--- DATA PROVIDED Enclosed Below ---
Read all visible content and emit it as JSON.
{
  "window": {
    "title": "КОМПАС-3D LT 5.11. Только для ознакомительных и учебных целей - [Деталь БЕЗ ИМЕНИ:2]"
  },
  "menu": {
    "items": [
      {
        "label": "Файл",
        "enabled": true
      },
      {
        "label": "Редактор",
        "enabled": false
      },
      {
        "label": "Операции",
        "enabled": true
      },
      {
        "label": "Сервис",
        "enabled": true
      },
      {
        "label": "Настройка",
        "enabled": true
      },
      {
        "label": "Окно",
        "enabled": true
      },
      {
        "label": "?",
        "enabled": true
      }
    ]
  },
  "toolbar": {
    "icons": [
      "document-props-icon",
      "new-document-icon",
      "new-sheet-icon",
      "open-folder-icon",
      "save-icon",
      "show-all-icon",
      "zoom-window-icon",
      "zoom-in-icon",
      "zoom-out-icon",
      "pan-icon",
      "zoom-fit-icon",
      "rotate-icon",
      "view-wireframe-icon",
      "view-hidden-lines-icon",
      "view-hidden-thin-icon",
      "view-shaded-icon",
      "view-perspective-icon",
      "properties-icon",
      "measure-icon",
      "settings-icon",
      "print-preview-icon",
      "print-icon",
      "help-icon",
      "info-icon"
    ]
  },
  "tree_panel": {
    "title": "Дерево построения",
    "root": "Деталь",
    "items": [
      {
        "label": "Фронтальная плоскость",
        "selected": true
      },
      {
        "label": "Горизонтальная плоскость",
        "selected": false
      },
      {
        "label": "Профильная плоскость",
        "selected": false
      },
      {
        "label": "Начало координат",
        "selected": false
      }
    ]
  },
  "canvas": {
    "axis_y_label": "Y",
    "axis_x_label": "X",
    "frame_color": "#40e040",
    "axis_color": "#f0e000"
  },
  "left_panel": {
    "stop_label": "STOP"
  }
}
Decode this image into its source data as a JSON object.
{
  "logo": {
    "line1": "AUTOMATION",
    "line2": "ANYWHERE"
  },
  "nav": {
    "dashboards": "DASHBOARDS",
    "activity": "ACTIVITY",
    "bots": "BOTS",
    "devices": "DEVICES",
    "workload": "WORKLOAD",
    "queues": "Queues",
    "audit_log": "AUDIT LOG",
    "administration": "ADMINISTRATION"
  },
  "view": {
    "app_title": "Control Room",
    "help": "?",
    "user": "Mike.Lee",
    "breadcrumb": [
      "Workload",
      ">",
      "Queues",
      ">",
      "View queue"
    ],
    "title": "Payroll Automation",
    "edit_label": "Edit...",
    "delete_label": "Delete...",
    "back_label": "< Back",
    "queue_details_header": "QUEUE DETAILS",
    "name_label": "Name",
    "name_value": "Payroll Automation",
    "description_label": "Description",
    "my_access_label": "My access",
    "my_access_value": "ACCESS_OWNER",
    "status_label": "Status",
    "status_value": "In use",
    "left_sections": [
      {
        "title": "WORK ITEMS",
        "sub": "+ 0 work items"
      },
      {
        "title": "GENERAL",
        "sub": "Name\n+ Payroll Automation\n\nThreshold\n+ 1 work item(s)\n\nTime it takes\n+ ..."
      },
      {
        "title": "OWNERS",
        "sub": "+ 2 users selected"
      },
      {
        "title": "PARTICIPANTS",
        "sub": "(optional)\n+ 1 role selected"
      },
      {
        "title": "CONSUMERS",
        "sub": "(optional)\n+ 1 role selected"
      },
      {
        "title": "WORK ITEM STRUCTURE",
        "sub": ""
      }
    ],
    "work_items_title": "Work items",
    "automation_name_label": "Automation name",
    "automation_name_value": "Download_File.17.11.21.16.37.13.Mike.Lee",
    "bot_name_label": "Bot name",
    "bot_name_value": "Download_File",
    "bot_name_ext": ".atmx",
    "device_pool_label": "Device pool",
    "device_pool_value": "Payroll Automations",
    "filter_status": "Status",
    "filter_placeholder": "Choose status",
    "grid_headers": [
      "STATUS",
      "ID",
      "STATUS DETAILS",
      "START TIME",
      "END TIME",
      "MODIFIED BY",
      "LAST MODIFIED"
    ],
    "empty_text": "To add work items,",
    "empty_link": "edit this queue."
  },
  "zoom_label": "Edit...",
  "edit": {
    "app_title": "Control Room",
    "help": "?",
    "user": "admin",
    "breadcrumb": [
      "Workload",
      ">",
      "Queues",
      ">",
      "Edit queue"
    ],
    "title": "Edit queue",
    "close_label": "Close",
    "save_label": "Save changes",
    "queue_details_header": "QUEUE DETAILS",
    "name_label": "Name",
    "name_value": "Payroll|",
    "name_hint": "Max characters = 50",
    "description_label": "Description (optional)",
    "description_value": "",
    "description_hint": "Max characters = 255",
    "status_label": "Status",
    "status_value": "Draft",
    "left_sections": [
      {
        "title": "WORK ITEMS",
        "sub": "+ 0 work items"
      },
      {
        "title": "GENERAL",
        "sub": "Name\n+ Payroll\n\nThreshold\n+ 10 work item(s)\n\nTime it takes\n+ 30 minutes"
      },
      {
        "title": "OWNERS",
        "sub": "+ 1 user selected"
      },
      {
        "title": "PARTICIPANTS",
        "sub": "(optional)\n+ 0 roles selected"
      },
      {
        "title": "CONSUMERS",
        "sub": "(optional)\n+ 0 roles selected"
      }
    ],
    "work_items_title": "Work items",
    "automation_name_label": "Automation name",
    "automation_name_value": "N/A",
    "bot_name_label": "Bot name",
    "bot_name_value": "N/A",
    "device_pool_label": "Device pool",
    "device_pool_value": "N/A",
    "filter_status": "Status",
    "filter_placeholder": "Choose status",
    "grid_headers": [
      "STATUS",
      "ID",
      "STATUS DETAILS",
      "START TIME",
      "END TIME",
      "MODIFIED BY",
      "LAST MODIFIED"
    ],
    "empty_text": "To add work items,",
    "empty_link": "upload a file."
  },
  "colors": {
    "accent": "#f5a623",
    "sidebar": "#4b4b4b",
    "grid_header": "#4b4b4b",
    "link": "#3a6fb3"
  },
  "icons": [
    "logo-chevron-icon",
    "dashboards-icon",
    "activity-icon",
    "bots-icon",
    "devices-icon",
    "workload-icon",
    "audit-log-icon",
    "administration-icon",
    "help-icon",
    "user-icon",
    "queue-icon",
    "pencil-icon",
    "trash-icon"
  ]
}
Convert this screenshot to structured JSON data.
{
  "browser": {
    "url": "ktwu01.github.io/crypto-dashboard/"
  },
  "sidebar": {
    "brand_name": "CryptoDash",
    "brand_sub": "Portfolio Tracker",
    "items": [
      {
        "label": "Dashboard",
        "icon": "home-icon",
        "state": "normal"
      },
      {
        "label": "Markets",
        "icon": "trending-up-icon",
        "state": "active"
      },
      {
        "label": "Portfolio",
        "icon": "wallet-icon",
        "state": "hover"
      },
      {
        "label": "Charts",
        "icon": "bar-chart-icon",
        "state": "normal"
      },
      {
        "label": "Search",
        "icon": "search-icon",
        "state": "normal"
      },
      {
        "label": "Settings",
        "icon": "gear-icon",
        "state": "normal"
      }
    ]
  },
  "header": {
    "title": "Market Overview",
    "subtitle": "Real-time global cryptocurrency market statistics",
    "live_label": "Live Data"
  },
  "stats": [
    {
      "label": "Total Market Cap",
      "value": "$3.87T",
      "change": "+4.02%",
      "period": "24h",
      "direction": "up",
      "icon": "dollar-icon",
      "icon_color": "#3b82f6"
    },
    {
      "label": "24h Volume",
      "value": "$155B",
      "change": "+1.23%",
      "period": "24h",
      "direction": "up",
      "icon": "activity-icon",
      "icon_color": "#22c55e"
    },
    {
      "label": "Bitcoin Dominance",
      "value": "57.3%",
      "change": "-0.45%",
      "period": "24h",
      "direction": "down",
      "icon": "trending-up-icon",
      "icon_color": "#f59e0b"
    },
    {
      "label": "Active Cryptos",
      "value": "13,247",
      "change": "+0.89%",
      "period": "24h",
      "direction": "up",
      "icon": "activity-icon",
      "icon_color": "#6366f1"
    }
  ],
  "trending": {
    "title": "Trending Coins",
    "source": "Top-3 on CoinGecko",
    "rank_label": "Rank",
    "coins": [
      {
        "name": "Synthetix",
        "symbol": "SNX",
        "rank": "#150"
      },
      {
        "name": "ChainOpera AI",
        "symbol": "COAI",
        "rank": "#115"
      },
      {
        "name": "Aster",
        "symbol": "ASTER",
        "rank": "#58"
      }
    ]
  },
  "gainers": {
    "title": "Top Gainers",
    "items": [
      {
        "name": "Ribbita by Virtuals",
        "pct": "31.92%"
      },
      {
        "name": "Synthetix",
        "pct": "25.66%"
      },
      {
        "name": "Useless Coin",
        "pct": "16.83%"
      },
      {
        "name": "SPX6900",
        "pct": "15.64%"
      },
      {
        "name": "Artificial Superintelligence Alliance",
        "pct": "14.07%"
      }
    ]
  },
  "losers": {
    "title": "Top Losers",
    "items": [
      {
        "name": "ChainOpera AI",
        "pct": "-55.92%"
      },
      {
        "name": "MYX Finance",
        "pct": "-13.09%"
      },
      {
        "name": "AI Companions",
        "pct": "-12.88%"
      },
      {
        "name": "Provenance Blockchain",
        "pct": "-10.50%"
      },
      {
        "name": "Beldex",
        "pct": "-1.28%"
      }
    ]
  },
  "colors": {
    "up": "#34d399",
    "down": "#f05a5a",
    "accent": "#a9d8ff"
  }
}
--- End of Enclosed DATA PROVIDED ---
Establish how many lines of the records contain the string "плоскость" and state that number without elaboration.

▶ _TASK RESULT_
3